You don’t have to understand music to enjoy it. Lyrics, beats, instruments and riffs could very much be just noise if a band doesn’t have that certain je ne sais quoi to pull it harmonically together. Mashrou Leila is all about that je ne sais quoi.
Leila is a feeling translated to the music the band’s seven members played, matched and mismatched to create an album that has them booking and playing live concerts all over the region.
With two concerts under their belt in Cairo, Mashrou Leila have built themselves quite a base here. “Performing in Egypt was one of the best experiences we’ve had in live performance. When we played the song we dedicated to the Egyptian revolution, people went crazy,” says Haig Papazian.
The band started in 2008 when a couple of its members posted an open call for students in the architecture and design department in the American University of Beirut (AUB) to come together and jam.
“Some of us were fed up from the stress of school and the country’s situation; we needed something fun. Our projects were taking over our lives and we had stopped playing music,” says Papazian. “When we posted the note for people interested in creating original music, 15 people showed up and we started jamming. The second time 12 people showed up, and it kept going that way until it became just us.”
Equipped with a microphone, a violin, a bass, two guitars, drums and keyboards, the seven that remained from the open call two years ago, Haig Papazian, Carl Gerges, Hamed Sinno, Omaya Malaeb, Andre Chedid, Firas Abou Fakher and Ibrahim Badr, performed in Cairo on May 7 at the Geneina Theatre and on May 8 at the Cairo Jazz Club. Both performances were sold out and were a hit with both the audience and the band.
“Around 1,500 people made it to the Geneina Theatre show. In terms of performance, we didn’t play as tightly as we’ve played before. I messed up a couple of times, but halfway into the concert the sound got a lot clearer and we were a lot more in control of what we were doing. The audience had loosened up and the energy was flowing. People got on stage with us and started dancing,” says Sinno.
The band felt that everyone was enthused about life after the revolution. They were overwhelmed by it. Even though the band had performed in Qatar, Dubai and Jordan in the past few months, Cairo was just something else. “It was much closer to the kind of reaction we get in Beirut, even more. People are just so warm here,” says Abou Fakher.
Experimenting with Music
Their music is hard to define. With hints of Arabic tarab, rock, folk, pop and electro, Mashrou Leila’s first album is a mixture of sounds, but at the same time, it has no defining sound. Their 2009 debut album of the same name made it big, cementing Mashrou Leila as one of Lebanon’s most poplar underground bands.
“We clicked well musically. Even though we don’t all listen to the same stuff, the way we brought in our parts to that jam environment made sense to the seven of us. We also respected the way each of us chooses to live their life; none of us were sexist, homophobes, racist or sectarian,” says Sinno.

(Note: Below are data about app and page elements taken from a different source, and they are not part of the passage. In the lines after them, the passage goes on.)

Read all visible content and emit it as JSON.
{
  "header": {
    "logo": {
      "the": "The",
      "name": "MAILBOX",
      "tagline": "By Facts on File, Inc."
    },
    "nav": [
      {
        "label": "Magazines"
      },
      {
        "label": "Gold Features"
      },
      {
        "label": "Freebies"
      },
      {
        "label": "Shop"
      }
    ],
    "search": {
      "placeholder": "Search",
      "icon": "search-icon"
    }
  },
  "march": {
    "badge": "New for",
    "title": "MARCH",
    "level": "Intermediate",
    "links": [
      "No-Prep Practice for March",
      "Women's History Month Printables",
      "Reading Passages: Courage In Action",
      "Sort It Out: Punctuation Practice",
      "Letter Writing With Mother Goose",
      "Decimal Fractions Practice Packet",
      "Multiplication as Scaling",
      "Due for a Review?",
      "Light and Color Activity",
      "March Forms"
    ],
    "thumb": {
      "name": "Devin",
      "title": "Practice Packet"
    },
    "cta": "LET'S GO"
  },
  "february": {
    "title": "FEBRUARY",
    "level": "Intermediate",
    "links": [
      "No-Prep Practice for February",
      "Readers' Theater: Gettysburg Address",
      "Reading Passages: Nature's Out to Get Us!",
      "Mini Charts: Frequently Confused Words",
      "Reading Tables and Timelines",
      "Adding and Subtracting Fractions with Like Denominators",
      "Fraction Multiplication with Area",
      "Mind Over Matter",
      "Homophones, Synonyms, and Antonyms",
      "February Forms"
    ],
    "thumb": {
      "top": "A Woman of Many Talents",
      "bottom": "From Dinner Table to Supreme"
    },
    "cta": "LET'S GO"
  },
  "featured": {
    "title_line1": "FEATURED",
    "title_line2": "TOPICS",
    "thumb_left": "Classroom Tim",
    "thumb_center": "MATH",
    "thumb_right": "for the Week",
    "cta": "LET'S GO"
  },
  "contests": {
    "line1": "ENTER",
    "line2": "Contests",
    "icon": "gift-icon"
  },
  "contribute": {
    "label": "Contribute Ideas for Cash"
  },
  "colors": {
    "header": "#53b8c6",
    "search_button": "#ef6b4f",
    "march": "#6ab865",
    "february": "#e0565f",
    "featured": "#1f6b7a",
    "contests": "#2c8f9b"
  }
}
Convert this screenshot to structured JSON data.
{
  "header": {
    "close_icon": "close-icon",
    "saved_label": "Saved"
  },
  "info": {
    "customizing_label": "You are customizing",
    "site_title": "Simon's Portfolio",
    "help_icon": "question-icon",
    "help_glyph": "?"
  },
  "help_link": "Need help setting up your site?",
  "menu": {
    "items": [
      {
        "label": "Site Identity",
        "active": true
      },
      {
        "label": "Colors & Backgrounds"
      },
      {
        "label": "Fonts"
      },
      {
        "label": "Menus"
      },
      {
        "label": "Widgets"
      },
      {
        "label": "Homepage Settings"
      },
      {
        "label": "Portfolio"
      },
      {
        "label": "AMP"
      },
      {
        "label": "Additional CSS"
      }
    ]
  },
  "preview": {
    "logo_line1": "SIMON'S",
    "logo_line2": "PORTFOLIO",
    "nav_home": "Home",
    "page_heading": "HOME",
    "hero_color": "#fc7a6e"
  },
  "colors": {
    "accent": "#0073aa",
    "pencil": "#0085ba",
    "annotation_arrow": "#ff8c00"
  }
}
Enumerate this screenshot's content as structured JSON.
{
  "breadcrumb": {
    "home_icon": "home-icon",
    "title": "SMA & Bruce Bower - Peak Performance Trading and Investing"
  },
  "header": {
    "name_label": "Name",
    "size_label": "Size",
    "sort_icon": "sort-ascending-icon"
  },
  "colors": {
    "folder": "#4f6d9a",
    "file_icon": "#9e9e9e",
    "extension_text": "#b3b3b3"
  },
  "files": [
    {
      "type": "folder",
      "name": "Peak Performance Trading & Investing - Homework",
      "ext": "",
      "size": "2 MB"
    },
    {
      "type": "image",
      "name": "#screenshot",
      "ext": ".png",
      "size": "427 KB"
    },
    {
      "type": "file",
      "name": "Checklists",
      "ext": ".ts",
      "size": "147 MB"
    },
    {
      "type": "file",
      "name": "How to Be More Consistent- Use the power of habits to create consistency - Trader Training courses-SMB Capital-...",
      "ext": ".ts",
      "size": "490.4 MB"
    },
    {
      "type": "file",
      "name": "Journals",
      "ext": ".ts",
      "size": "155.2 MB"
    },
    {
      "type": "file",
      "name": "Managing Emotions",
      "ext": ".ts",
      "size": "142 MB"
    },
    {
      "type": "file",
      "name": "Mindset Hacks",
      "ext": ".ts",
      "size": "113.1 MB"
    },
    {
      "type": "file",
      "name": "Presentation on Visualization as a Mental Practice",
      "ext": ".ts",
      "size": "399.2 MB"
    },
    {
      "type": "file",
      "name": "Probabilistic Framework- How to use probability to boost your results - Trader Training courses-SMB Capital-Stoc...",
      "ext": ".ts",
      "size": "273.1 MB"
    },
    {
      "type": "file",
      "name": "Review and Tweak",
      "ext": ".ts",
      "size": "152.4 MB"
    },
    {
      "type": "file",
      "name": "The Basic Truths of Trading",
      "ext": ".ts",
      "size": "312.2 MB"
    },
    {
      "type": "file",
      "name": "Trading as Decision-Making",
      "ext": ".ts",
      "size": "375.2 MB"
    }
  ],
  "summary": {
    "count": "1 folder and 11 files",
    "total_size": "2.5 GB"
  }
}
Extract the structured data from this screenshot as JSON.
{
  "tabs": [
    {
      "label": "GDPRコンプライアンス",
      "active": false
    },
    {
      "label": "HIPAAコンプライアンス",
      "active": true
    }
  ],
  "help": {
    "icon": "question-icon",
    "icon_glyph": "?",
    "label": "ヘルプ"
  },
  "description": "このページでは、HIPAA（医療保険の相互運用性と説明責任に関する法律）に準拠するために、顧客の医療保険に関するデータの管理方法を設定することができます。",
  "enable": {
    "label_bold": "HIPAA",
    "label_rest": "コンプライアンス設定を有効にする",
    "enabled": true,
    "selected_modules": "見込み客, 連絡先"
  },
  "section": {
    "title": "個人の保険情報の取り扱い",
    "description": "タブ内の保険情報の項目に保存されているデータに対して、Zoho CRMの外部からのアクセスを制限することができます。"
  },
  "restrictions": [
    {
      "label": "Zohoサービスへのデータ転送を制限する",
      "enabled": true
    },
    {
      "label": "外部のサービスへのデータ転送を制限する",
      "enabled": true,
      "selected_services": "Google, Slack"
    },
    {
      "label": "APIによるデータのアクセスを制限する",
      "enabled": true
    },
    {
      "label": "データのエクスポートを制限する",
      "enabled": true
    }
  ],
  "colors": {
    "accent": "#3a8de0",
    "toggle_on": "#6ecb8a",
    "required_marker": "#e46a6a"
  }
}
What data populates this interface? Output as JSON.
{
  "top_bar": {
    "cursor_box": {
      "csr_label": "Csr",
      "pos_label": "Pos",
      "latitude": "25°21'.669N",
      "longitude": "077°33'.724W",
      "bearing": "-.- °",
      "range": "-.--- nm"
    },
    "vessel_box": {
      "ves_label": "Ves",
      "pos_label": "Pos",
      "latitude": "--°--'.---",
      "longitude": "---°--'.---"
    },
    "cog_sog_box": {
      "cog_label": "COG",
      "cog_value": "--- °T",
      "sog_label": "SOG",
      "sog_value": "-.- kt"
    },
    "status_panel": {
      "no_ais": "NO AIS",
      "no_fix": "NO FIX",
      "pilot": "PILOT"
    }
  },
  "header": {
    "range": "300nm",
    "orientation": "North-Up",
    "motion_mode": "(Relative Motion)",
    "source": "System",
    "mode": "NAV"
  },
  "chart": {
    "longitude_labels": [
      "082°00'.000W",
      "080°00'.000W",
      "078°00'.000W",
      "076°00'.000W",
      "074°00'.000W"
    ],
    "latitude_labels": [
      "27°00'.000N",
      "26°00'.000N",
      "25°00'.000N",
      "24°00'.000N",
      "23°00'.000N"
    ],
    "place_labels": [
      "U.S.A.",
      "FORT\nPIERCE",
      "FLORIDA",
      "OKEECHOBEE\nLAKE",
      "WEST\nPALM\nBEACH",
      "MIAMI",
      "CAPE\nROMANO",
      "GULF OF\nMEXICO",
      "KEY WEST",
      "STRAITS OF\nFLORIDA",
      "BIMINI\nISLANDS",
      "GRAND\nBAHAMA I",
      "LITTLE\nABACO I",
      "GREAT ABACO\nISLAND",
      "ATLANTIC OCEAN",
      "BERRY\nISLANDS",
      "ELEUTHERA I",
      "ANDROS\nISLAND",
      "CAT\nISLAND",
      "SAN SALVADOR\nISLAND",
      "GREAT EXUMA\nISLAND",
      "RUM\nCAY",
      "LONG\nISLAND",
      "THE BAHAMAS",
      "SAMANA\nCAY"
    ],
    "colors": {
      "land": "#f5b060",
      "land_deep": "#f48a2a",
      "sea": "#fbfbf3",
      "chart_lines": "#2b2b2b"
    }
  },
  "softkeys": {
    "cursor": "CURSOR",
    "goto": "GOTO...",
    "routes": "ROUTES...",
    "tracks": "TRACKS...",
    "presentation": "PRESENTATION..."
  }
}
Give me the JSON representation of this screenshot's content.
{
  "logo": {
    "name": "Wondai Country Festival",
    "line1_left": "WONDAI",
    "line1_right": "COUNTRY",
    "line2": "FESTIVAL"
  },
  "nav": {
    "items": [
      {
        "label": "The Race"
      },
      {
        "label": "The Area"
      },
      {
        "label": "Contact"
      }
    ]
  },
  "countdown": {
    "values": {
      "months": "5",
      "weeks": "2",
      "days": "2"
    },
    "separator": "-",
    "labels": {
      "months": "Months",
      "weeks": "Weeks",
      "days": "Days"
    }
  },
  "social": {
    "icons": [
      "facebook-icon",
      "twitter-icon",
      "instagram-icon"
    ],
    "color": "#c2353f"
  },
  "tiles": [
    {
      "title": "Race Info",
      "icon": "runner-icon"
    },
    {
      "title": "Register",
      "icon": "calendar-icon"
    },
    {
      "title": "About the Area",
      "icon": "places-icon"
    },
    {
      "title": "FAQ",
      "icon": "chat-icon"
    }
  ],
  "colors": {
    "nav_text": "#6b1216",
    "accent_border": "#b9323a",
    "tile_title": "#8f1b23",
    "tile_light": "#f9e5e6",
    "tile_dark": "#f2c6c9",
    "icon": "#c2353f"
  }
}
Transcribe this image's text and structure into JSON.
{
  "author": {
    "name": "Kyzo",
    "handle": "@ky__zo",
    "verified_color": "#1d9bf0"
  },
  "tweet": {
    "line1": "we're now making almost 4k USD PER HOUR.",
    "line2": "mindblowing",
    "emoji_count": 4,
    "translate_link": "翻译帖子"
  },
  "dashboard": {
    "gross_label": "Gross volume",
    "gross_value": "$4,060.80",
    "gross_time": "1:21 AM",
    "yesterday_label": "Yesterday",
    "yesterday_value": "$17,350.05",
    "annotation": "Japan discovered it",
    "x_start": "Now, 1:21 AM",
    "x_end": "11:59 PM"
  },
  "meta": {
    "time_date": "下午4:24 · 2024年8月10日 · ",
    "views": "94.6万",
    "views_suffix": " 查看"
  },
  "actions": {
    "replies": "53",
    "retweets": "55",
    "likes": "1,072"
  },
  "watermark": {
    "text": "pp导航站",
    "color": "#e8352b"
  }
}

With this unbiased understanding of culture and music, Mashrou Leila’s brand of music is spreading, and fast. Egypt and many other Middle Eastern countries are already on the bandwagon, so are France, the UK and Germany. “Apparently we have fans in Lithuania! I don’t know how our music got there,” says Papazian. “We already kind of saturated the scene in Lebanon because it’s pretty small. That’s why our Cairo performances were mind-blowing.”
With future plans for performing at the Exit Festival in Serbia soon, it will be the band’s golden opportunity to perform at their first international festival, opening doors to a more global audience. “Hopefully, the global community will understand our music; I think our music carries a certain message aside from the content of the words,” added Papazian.
The Truth Is in the Content
The band is currently working on a new album coming out on July 29 that they recorded, produced and mixed on their own. But they don’t see it as an actual second album; it’s more of a follow up. “We thought the first album sounded too cute. Right now, the band is self-sufficient, this is why the second album is much more us,” says Gerges.
Most would probably disagree. The lyrics are sometimes critical of life in Beirut and openly touch on problems with the diverse sub-cultures of Lebanon, something that may not find its reflection in other Arab societies and is not necessarily addressed by mainstream Arabic music. The band does not shy away from using swear-words in their lyrics.
The nine songs on their first album are raw and discuss love, war, politics, security and political assassination, materialism, immigration and homosexuality — things Lebanon’s youth deal with day in, day out.
“I was surprised, especially when it came to the sexuality in our lyrics, that people would still come up to us saying that they felt the music. They would comment about certain songs that I cringe while singing onstage because I don’t want to get something thrown at me,” says Sinno.
It’s inspiring to see such a young group of people maturely tackling such issues and creating such powerful music, while holding on to the cheeky notions of youth in their dealings toward one another, and how they have the media eating out of their hands when it comes to their much-discussed name.
“Hamed lied on TV and said that Leila was the ex-front women of the band, and that she had died, so we decided to name the band after her as a tribute. After the concert, the same journalist interviewed me, without me knowing what Hamed had already told her, and asked me how I felt about playing without Leila,” says Papazian. et